Cons: Not versatile, rough, heavy even for such a short rope (did you say training weight?)
Manufacturer: Sterling Rope
Our Analysis and Test Results
The 10.4 mm gym rope is a pretty standard rope to use at a gym. It can either be the rope placed there for top-ropes, or it could be short rope supplied (by yourself or the gym) for leading. In either case, this rope is made to be burly with an extra durable sheath construction so that it can take heavy usage for a longer period of time.
Gyms seem to run things two ways- you have to supply your own lead rope (which tends to mean you know how to lead) or they give you a rope. Either way it is nice to use a shorter rope, because you never need 60 meters to climb 40 feet, and who wants to wear out their nice rope indoors? At first I thought since it would just be for sport climbing that a skinny rope would be preferable, but then I realized I could probably take twice as many falls on a 10.4 and as a gym rope it would last quite a while. (Isn't training in the gym a lot about preparing by whipping anyways?)
For a top-rope rope- this rope works quite well because it is so burly. Features that would not make it desirable for your outdoor rope actually make it better for indoors, for example it feels rough as it feeds through belay devices, but it has a lot of friction, which is perfect for the beginning belayer in the gym.
In part because of its burliness, the weave is thick on the sheath which is rough and does not glide or feed through belay devices well.

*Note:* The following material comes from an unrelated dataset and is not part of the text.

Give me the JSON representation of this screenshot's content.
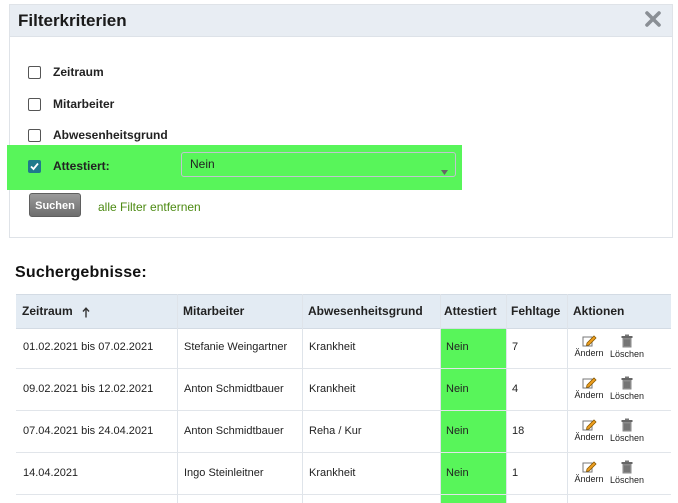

This does add some friction to the belay, but it is rough on the hands and leaves them with a semi-chapped feeling after a lot of use.
At 67 g/m, this rope is quite heavy, however if you only use it in the gym, the weight doesn't matter as much since you aren't carrying it on approaches or dragging it up 100 foot climbs.
After heavy usage as a top-rope the sheath bunches at the end and curls up into a stiff loop. I think this happens to all gym ropes when the belay is always on the same side of the rope, however it is noticeable and undesirable when this happens. This is why gyms tend to flip their ropes over, so that the sheath bunches the other way, to prolong the life of the rope.
Obviously this rope was made for gym climbing, as a top-rope or a lead rope.
This rope will last you a while, especially if you are only using it for training in the gym. It would be worth your money to buy this rope just for the gym, and you can save your nicer, longer ropes for outdoors.
— McKenzie Long